In the summer of 2015, Kick It Out launched a public consultation to gathering knowledge on how to shape its future work at the grassroots level.
The consultation provided players, coaches, referees and parents with an opportunity to offer their thoughts and experiences of participating in the amateur game.
Kick It Out has used the findings of the consultation to shape its future work with the grassroots level. You can read the results below.
People involved with football at the grassroots level have suggested leagues could do more to combat discrimination, according to a consultation undertaken by Kick It Out, football’s equality and inclusion organisation.
Kick It Out’s Grassroots Consultation provides a snapshot of opinions of key personnel at that level of the sport – namely coaches, parents, players and referees.
Sixty three per cent of players, parents and coaches who completed the consultation believe that leagues do not do enough when it comes to eradicating discrimination from their games.
The consultation also revealed that 39% of referees felt they did not receive enough support when submitting a report of discrimination to their local grassroots football league.
Other areas of grassroots football that were looked into included witnessing, reporting and challenging discrimination as well as the impact of Kick It Out at the amateur level.
When it comes to challenging discrimination in the grassroots game, the consultation, which closed in December 2015, revealed that 84% of respondents suggested they would be comfortable in challenging discriminatory behaviour.
Half had witnessed discrimination at grassroots level, while 22% have themselves been a victim.
The organisation’s work at the professional level has been well documented since its inception in 1993, but there is recognition that more needs to be done to make a substantial impact and improve the game at grassroots level.
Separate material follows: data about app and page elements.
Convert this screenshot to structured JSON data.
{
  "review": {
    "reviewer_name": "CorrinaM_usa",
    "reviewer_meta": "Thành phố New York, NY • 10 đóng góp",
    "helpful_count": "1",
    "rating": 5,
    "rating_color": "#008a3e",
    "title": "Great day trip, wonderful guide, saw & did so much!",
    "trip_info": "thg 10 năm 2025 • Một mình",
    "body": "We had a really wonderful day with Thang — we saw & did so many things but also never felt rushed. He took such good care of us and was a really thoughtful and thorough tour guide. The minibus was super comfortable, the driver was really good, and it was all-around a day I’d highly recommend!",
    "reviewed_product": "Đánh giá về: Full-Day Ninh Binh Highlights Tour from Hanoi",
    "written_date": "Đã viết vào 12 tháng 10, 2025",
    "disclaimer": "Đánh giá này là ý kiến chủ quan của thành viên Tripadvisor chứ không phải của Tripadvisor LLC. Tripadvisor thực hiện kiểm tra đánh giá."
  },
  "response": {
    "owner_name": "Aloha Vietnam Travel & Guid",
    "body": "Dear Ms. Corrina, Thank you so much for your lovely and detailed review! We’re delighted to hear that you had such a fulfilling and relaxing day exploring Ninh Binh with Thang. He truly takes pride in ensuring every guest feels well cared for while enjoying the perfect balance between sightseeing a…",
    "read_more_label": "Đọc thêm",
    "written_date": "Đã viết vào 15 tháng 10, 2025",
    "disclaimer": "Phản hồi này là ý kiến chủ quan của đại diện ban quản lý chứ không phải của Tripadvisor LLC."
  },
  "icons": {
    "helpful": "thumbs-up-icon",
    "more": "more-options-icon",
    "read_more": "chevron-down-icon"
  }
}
Kick It Out will be intensifying its approach at this level of the game moving forwards.
Lord Herman Ouseley, Kick It Out Chair, said: “The professional game has improved the way it deals with discrimination reports and hate crime, but there is still much to progress at grassroots level.
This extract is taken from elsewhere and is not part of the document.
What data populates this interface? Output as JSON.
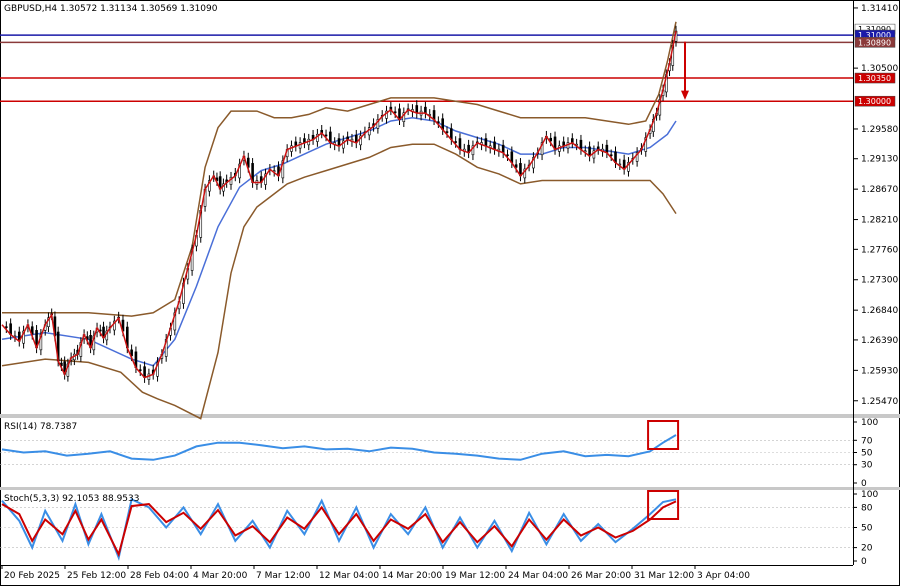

“Those playing the game at grassroots level need more support and Kick It Out intends to lead in this area.
“Football cannot ignore increasing prejudice in society and there’s a duty to make it a safer place for future generations.”
Almost half – 47% – did not feel Kick It Out had a noticeable impact on grassroots football, with 86% of respondents suggesting this could be improved by getting more players, coaches and clubs involved in the organisation’s initiatives.
Troy Townsend, Education and Development Manager, added: “It is my belief that leagues and County FA’s need to do more to challenge discrimination going on at grassroots level and I’m glad that the consultation has revealed people actively playing a part in the game feel the same.
“The consultation shows a positive message in the fact that people are not afraid to challenge discrimination if it happens but they certainly need to know more about the work Kick It Out does and the procedures for reporting incidents.
“Kick It Out will be more proactive at grassroots level and the organisation will consider these results as we look to spread the message of equality and inclusion for all in football, regardless of level.”